### WHAT IS BEING ASKED
Each entry that follows should be written again verbatim.

::: DATA FOR THIS TASK :::

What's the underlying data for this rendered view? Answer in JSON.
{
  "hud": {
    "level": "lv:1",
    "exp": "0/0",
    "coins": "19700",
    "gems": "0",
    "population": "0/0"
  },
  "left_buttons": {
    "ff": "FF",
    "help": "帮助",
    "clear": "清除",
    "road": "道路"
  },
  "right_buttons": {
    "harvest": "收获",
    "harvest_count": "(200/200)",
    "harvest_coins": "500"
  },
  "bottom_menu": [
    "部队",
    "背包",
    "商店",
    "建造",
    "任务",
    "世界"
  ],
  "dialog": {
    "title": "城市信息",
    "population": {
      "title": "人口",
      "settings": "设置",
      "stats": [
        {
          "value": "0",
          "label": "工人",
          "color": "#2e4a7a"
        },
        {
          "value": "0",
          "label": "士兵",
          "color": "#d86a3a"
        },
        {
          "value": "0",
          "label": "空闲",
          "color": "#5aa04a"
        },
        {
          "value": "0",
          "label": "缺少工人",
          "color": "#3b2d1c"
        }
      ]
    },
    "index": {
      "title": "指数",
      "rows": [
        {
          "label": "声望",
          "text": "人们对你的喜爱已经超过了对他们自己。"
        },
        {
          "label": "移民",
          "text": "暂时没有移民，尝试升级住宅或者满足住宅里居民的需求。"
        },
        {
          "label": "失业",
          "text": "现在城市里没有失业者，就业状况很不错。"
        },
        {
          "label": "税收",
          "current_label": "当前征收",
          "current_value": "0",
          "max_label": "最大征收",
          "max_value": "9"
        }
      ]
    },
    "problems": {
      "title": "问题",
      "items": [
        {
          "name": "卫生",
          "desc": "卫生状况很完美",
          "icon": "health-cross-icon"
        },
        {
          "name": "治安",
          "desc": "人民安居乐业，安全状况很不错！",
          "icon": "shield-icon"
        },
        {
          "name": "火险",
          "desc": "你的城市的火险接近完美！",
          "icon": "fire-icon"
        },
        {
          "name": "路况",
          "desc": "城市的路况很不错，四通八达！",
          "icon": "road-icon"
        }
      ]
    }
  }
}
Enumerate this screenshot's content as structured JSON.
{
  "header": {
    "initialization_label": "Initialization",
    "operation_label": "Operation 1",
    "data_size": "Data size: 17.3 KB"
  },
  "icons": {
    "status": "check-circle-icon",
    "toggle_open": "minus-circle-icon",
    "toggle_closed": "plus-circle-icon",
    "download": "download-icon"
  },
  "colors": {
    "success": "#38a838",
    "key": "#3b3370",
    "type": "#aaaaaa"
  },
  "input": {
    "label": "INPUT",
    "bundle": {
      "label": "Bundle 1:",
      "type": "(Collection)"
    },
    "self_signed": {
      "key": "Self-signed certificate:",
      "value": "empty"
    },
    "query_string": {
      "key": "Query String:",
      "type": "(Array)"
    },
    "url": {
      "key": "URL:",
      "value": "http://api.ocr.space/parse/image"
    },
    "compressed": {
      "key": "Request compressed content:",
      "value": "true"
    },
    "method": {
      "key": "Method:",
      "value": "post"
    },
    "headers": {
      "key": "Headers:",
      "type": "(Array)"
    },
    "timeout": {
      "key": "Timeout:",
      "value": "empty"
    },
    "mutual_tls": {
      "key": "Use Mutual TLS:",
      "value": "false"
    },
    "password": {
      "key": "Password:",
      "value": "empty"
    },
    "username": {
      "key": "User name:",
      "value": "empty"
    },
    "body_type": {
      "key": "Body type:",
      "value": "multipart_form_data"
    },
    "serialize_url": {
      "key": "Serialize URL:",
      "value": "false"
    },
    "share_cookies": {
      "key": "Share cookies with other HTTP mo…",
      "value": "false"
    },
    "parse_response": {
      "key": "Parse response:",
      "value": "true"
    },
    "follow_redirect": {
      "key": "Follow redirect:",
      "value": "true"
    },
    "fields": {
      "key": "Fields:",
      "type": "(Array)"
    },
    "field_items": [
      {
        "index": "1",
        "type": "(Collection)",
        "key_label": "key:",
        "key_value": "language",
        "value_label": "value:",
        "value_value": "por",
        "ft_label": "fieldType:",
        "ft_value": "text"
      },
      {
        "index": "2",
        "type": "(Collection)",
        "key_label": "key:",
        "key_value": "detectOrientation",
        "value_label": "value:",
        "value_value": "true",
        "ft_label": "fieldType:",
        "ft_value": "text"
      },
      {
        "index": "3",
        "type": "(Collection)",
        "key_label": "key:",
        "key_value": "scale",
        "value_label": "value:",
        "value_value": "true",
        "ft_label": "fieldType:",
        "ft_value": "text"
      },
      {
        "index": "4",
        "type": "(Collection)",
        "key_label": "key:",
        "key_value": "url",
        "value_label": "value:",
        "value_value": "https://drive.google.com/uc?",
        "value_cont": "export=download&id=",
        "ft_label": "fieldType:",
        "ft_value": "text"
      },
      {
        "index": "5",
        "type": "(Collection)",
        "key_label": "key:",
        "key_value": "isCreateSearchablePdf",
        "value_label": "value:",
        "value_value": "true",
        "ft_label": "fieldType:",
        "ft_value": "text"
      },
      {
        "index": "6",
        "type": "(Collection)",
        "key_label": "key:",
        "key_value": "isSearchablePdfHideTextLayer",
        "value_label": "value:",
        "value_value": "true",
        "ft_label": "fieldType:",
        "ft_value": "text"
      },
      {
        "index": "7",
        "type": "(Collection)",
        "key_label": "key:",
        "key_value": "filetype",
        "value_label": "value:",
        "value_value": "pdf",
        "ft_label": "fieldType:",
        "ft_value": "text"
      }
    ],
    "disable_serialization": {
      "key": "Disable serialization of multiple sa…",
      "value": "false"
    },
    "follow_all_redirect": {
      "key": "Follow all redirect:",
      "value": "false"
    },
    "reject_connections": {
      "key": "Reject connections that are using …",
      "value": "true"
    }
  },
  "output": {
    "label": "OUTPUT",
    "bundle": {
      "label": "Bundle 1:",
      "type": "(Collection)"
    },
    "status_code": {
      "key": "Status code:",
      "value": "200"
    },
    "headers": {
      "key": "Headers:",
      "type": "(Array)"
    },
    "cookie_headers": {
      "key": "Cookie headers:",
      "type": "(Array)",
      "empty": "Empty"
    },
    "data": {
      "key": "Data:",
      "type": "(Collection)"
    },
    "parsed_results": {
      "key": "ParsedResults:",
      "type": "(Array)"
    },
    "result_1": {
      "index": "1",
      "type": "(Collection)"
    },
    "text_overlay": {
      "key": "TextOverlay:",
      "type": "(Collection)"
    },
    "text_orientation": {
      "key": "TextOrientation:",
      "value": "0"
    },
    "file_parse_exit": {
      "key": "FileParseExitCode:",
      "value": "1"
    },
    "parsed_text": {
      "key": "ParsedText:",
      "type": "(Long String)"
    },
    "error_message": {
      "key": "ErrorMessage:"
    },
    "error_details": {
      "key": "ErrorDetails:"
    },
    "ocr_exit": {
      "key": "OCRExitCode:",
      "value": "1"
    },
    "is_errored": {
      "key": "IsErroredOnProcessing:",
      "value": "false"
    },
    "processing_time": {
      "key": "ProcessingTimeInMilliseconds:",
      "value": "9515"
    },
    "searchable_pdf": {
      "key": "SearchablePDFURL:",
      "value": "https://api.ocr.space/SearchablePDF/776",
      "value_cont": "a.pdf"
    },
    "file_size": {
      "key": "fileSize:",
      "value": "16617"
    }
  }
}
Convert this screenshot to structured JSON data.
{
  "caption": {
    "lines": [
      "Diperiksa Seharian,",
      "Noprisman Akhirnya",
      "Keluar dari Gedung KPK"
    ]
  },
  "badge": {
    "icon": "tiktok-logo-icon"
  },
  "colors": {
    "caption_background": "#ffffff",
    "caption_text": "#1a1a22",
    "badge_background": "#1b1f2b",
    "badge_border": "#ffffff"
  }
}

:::

### SOLUTION FOR THIS EXERCISE
What's the underlying data for this rendered view? Answer in JSON.
{
  "hud": {
    "level": "lv:1",
    "exp": "0/0",
    "coins": "19700",
    "gems": "0",
    "population": "0/0"
  },
  "left_buttons": {
    "ff": "FF",
    "help": "帮助",
    "clear": "清除",
    "road": "道路"
  },
  "right_buttons": {
    "harvest": "收获",
    "harvest_count": "(200/200)",
    "harvest_coins": "500"
  },
  "bottom_menu": [
    "部队",
    "背包",
    "商店",
    "建造",
    "任务",
    "世界"
  ],
  "dialog": {
    "title": "城市信息",
    "population": {
      "title": "人口",
      "settings": "设置",
      "stats": [
        {
          "value": "0",
          "label": "工人",
          "color": "#2e4a7a"
        },
        {
          "value": "0",
          "label": "士兵",
          "color": "#d86a3a"
        },
        {
          "value": "0",
          "label": "空闲",
          "color": "#5aa04a"
        },
        {
          "value": "0",
          "label": "缺少工人",
          "color": "#3b2d1c"
        }
      ]
    },
    "index": {
      "title": "指数",
      "rows": [
        {
          "label": "声望",
          "text": "人们对你的喜爱已经超过了对他们自己。"
        },
        {
          "label": "移民",
          "text": "暂时没有移民，尝试升级住宅或者满足住宅里居民的需求。"
        },
        {
          "label": "失业",
          "text": "现在城市里没有失业者，就业状况很不错。"
        },
        {
          "label": "税收",
          "current_label": "当前征收",
          "current_value": "0",
          "max_label": "最大征收",
          "max_value": "9"
        }
      ]
    },
    "problems": {
      "title": "问题",
      "items": [
        {
          "name": "卫生",
          "desc": "卫生状况很完美",
          "icon": "health-cross-icon"
        },
        {
          "name": "治安",
          "desc": "人民安居乐业，安全状况很不错！",
          "icon": "shield-icon"
        },
        {
          "name": "火险",
          "desc": "你的城市的火险接近完美！",
          "icon": "fire-icon"
        },
        {
          "name": "路况",
          "desc": "城市的路况很不错，四通八达！",
          "icon": "road-icon"
        }
      ]
    }
  }
}
Enumerate this screenshot's content as structured JSON.
{
  "header": {
    "initialization_label": "Initialization",
    "operation_label": "Operation 1",
    "data_size": "Data size: 17.3 KB"
  },
  "icons": {
    "status": "check-circle-icon",
    "toggle_open": "minus-circle-icon",
    "toggle_closed": "plus-circle-icon",
    "download": "download-icon"
  },
  "colors": {
    "success": "#38a838",
    "key": "#3b3370",
    "type": "#aaaaaa"
  },
  "input": {
    "label": "INPUT",
    "bundle": {
      "label": "Bundle 1:",
      "type": "(Collection)"
    },
    "self_signed": {
      "key": "Self-signed certificate:",
      "value": "empty"
    },
    "query_string": {
      "key": "Query String:",
      "type": "(Array)"
    },
    "url": {
      "key": "URL:",
      "value": "http://api.ocr.space/parse/image"
    },
    "compressed": {
      "key": "Request compressed content:",
      "value": "true"
    },
    "method": {
      "key": "Method:",
      "value": "post"
    },
    "headers": {
      "key": "Headers:",
      "type": "(Array)"
    },
    "timeout": {
      "key": "Timeout:",
      "value": "empty"
    },
    "mutual_tls": {
      "key": "Use Mutual TLS:",
      "value": "false"
    },
    "password": {
      "key": "Password:",
      "value": "empty"
    },
    "username": {
      "key": "User name:",
      "value": "empty"
    },
    "body_type": {
      "key": "Body type:",
      "value": "multipart_form_data"
    },
    "serialize_url": {
      "key": "Serialize URL:",
      "value": "false"
    },
    "share_cookies": {
      "key": "Share cookies with other HTTP mo…",
      "value": "false"
    },
    "parse_response": {
      "key": "Parse response:",
      "value": "true"
    },
    "follow_redirect": {
      "key": "Follow redirect:",
      "value": "true"
    },
    "fields": {
      "key": "Fields:",
      "type": "(Array)"
    },
    "field_items": [
      {
        "index": "1",
        "type": "(Collection)",
        "key_label": "key:",
        "key_value": "language",
        "value_label": "value:",
        "value_value": "por",
        "ft_label": "fieldType:",
        "ft_value": "text"
      },
      {
        "index": "2",
        "type": "(Collection)",
        "key_label": "key:",
        "key_value": "detectOrientation",
        "value_label": "value:",
        "value_value": "true",
        "ft_label": "fieldType:",
        "ft_value": "text"
      },
      {
        "index": "3",
        "type": "(Collection)",
        "key_label": "key:",
        "key_value": "scale",
        "value_label": "value:",
        "value_value": "true",
        "ft_label": "fieldType:",
        "ft_value": "text"
      },
      {
        "index": "4",
        "type": "(Collection)",
        "key_label": "key:",
        "key_value": "url",
        "value_label": "value:",
        "value_value": "https://drive.google.com/uc?",
        "value_cont": "export=download&id=",
        "ft_label": "fieldType:",
        "ft_value": "text"
      },
      {
        "index": "5",
        "type": "(Collection)",
        "key_label": "key:",
        "key_value": "isCreateSearchablePdf",
        "value_label": "value:",
        "value_value": "true",
        "ft_label": "fieldType:",
        "ft_value": "text"
      },
      {
        "index": "6",
        "type": "(Collection)",
        "key_label": "key:",
        "key_value": "isSearchablePdfHideTextLayer",
        "value_label": "value:",
        "value_value": "true",
        "ft_label": "fieldType:",
        "ft_value": "text"
      },
      {
        "index": "7",
        "type": "(Collection)",
        "key_label": "key:",
        "key_value": "filetype",
        "value_label": "value:",
        "value_value": "pdf",
        "ft_label": "fieldType:",
        "ft_value": "text"
      }
    ],
    "disable_serialization": {
      "key": "Disable serialization of multiple sa…",
      "value": "false"
    },
    "follow_all_redirect": {
      "key": "Follow all redirect:",
      "value": "false"
    },
    "reject_connections": {
      "key": "Reject connections that are using …",
      "value": "true"
    }
  },
  "output": {
    "label": "OUTPUT",
    "bundle": {
      "label": "Bundle 1:",
      "type": "(Collection)"
    },
    "status_code": {
      "key": "Status code:",
      "value": "200"
    },
    "headers": {
      "key": "Headers:",
      "type": "(Array)"
    },
    "cookie_headers": {
      "key": "Cookie headers:",
      "type": "(Array)",
      "empty": "Empty"
    },
    "data": {
      "key": "Data:",
      "type": "(Collection)"
    },
    "parsed_results": {
      "key": "ParsedResults:",
      "type": "(Array)"
    },
    "result_1": {
      "index": "1",
      "type": "(Collection)"
    },
    "text_overlay": {
      "key": "TextOverlay:",
      "type": "(Collection)"
    },
    "text_orientation": {
      "key": "TextOrientation:",
      "value": "0"
    },
    "file_parse_exit": {
      "key": "FileParseExitCode:",
      "value": "1"
    },
    "parsed_text": {
      "key": "ParsedText:",
      "type": "(Long String)"
    },
    "error_message": {
      "key": "ErrorMessage:"
    },
    "error_details": {
      "key": "ErrorDetails:"
    },
    "ocr_exit": {
      "key": "OCRExitCode:",
      "value": "1"
    },
    "is_errored": {
      "key": "IsErroredOnProcessing:",
      "value": "false"
    },
    "processing_time": {
      "key": "ProcessingTimeInMilliseconds:",
      "value": "9515"
    },
    "searchable_pdf": {
      "key": "SearchablePDFURL:",
      "value": "https://api.ocr.space/SearchablePDF/776",
      "value_cont": "a.pdf"
    },
    "file_size": {
      "key": "fileSize:",
      "value": "16617"
    }
  }
}
Convert this screenshot to structured JSON data.
{
  "caption": {
    "lines": [
      "Diperiksa Seharian,",
      "Noprisman Akhirnya",
      "Keluar dari Gedung KPK"
    ]
  },
  "badge": {
    "icon": "tiktok-logo-icon"
  },
  "colors": {
    "caption_background": "#ffffff",
    "caption_text": "#1a1a22",
    "badge_background": "#1b1f2b",
    "badge_border": "#ffffff"
  }
}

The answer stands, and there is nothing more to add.